    Bloomberg

    Hermes, Not Gucci, Is the Chic Choice Right Now

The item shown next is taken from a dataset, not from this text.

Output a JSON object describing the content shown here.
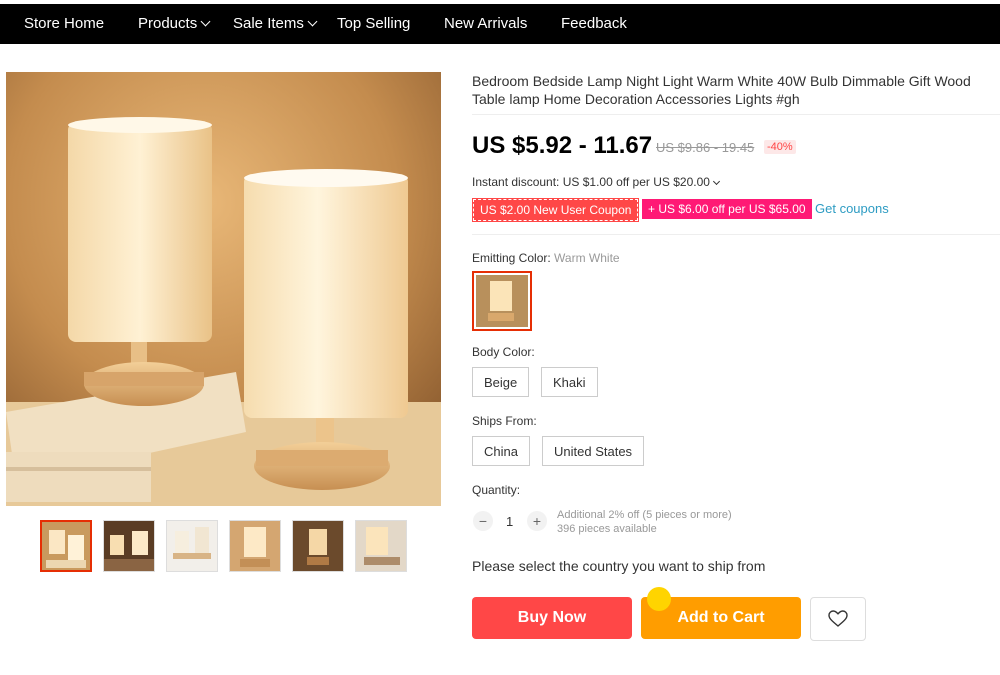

    (Bloomberg Opinion) -- One takeaway from the third-quarter earnings we’ve seen so far is that consumers are still spending — and they’re reaching for big, well-known brands for everything from food to face cream. This has played out most dramatically in high-end retail, where in some cases wealthy shoppers are buying more expensive goods than they were a year ago.There are a few reasons why this may be. As I have noted, some of the spending is coming from savings accumulated during lockdown, and affluent consumers want to get the most bang for their buck. If they’re reaching outside their regular price range or making their first luxury purchase, that often means shelling out for a household name: Louis Vuitton, Christian Dior or Hermes — all of which have seen strong sales recoveries.It also helps that the biggest companies — LVMH Moet Hennessy Louis Vuitton SE, Hermes International, Cie Financiere Richemont SA and Gucci-owner Kering SA — have the resources to make their brands stand out in a crowded market. They can afford to double down on social media campaigns. Meanwhile, consumers want tried and tested styles, whether that’s a Hermes Birkin bag or a Moncler puffer jacket. With fewer occasions to dress up, as well as an increasing awareness of fashion’s environmental costs, shoppers may decide to buy less, but buy better.All of this favors luxury houses steeped in heritage, such as Hermes, the first high-end group to return to sales growth in the third quarter. The handbag maker was also helped by the fact that it’s less dependent on tourist spending, which accounts for about 20% of sales globally, than its competitors, which see 30% to 35% of sales come from tourists, according to Thomas Chauvet, luxury analyst at Citi.But the shift in demand from cutting-edge to classic may be more of a challenge for Gucci, where sales excluding currency movements fell 8.9% in the third quarter. Its flamboyant aesthetic has won a strong following among younger customers. But it’s now toning down its ostentatious styles to adapt to more conservative tastes.Shoppers reaching for the familiar also creates particular challenges for smaller companies. Given the power of the luxury conglomerates and muscular single-brand groups such as Moncler SpA, there may now be more pressure to sell out to them.Salvatore Ferragamo SpA, for example, hasn’t reported its third-quarter sales yet, but the Italian house’s turnaround efforts have been disrupted by the pandemic. Investors will be watching to see whether Ferragamo and other companies seeking to revive their fortunes, such as Burberry Group Plc, are similarly lifted by the rising luxury tide. Ferragamo denied this week that it held talks with investors over a potential stake sale. But the family-controlled group would be wise not to turn its back on any options. The strides that the mega-brands have made this year will make it harder for smaller houses to gain traction with the wealthiest shoppers, even as a strong recovery in demand for luxury is expected in 2021. Of course, there is a possibility that consumer tastes pivot back toward experimentation when the world returns to some semblance of normality. But that future seems far away and far from certain. Even if shoppers do want less familiar, more edgy designs, companies will need to reach them online and through social media channels. Having the best retail locations and hottest designers will also remain crucial. That means continued investment for all groups, big and small.If life continues to get tougher for more niche brands, the next hot trend in luxury could be a shakeup of industry ownership.This column does not necessarily reflect the opinion of the editorial board or Bloomberg LP and its owners.Andrea Felsted is a Bloomberg Opinion columnist covering the consumer and retail industries. She previously worked at the Financial Times.For more articles like this, please visit us at bloomberg.com/opinionSubscribe now to stay ahead with the most trusted business news source.©2020 Bloomberg L.P.